The Norwegian Scientific Committee for Food and Environment’s (VKM) conclusion, which applies to vitamin and mineral supplements only, refers to fluoride limits at 0.5, 1, 5 and 7 milligrams per day (mg/day)
In the newly released report, the Committee state that “all the suggested food supplement doses considered will cause the tolerable upper intake level to be exceeded in all age groups, except for the supplement doses of 0.5 in 9- and 13-year olds and 1 mg/day in 9 year olds”.
“VKM emphasises that the current assessment of maximum limits for fluoride in food supplements is based on reports concerning upper levels from the IOM, Scientific Committee on Food, Expert Group on Vitamins and Minerals and Nordic Nutrition Recommendations.
“VKM has not conducted any review of the literature for the current opinion, as this was outside the scope of the terms of reference from the Norwegian Food and Safety Authority (NFSA).”
The major dietary fluoride sources are water and tea with Norway classed as a country that does not carry out fluoridation of drinking water or salt.

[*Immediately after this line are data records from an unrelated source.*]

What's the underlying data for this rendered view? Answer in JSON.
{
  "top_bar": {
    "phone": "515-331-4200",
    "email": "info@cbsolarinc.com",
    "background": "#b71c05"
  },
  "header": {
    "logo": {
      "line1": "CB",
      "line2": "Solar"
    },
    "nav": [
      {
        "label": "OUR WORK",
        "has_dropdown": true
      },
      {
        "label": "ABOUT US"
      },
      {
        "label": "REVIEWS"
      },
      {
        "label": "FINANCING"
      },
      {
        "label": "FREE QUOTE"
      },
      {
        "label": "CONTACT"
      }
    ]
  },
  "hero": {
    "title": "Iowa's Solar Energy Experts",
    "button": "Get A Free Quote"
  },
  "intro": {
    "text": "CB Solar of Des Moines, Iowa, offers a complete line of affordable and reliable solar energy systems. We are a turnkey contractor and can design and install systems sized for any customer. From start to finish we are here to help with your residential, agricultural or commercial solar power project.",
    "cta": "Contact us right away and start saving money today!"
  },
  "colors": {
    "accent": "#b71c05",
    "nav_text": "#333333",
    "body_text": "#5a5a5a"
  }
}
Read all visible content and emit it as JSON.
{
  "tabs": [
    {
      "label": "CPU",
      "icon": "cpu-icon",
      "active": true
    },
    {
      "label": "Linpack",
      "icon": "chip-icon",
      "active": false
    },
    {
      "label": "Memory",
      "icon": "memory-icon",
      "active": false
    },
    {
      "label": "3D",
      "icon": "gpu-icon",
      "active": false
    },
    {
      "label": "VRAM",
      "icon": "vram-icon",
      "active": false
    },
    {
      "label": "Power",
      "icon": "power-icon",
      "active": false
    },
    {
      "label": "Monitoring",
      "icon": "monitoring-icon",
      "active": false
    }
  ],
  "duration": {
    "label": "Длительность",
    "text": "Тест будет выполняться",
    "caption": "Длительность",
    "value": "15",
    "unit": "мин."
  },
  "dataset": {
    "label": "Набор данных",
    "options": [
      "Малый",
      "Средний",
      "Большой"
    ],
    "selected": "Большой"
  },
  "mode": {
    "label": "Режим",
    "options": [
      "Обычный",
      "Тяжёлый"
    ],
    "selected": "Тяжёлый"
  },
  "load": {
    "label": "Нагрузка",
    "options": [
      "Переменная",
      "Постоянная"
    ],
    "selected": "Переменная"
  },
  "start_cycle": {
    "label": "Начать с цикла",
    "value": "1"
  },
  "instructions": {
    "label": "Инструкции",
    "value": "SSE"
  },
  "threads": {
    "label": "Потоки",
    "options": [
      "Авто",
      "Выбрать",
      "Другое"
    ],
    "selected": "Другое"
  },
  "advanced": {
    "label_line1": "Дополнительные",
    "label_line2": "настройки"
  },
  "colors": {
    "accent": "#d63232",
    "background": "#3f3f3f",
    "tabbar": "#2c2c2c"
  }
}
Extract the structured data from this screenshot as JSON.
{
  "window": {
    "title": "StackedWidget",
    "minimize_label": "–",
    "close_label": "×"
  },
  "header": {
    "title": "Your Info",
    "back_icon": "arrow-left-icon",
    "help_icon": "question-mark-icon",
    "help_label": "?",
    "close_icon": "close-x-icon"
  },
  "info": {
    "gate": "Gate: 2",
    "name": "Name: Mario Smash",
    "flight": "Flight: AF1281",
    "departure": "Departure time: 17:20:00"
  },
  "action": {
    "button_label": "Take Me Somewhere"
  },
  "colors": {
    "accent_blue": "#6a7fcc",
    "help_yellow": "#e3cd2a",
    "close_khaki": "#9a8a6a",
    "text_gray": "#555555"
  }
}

Fluoride’s beneficial effects on caries prevention, has led the European Food Safety Authority (EFSA) to set an adequate intake (AI) of 0.05 mg per kg body weight per day.
The former maximum limit of 0.5 mg/day for fluoride in food supplements was repealed back in May 2017.
Describing their methodology, VKM began by gathering intake values of the main dietary fluoride sources, water and tea, in different age groups via Norwegian dietary surveys.
High fluoride intakes were estimated by applying the 95 percentile of fluoride concentrations in water obtained from 2001 fluoride analyses from Norwegian waterworks between 2010 and 2018.
In addition, intakes from tea were obtained from a Polish study to the daily volume consumed.
Fluoride intakes from recommended use of dental hygiene and caries prevention products were then added, plus a small fixed value for undescribed sources.
The estimated 95 percentile fluoride exposure calculated this way was compared to the upper level, and scenarios with additional fluoride supplementation of 0.5, 1, 5 or 7 mg/day were developed.
The estimated 95-percentile of fluoride exposure from water, tea and dental hygiene products alone (before fluoride from the suggested food supplement doses at 0.5, 1, and 7 mg/day were added) was found to exceed the upper level for 2-year old children and for adults.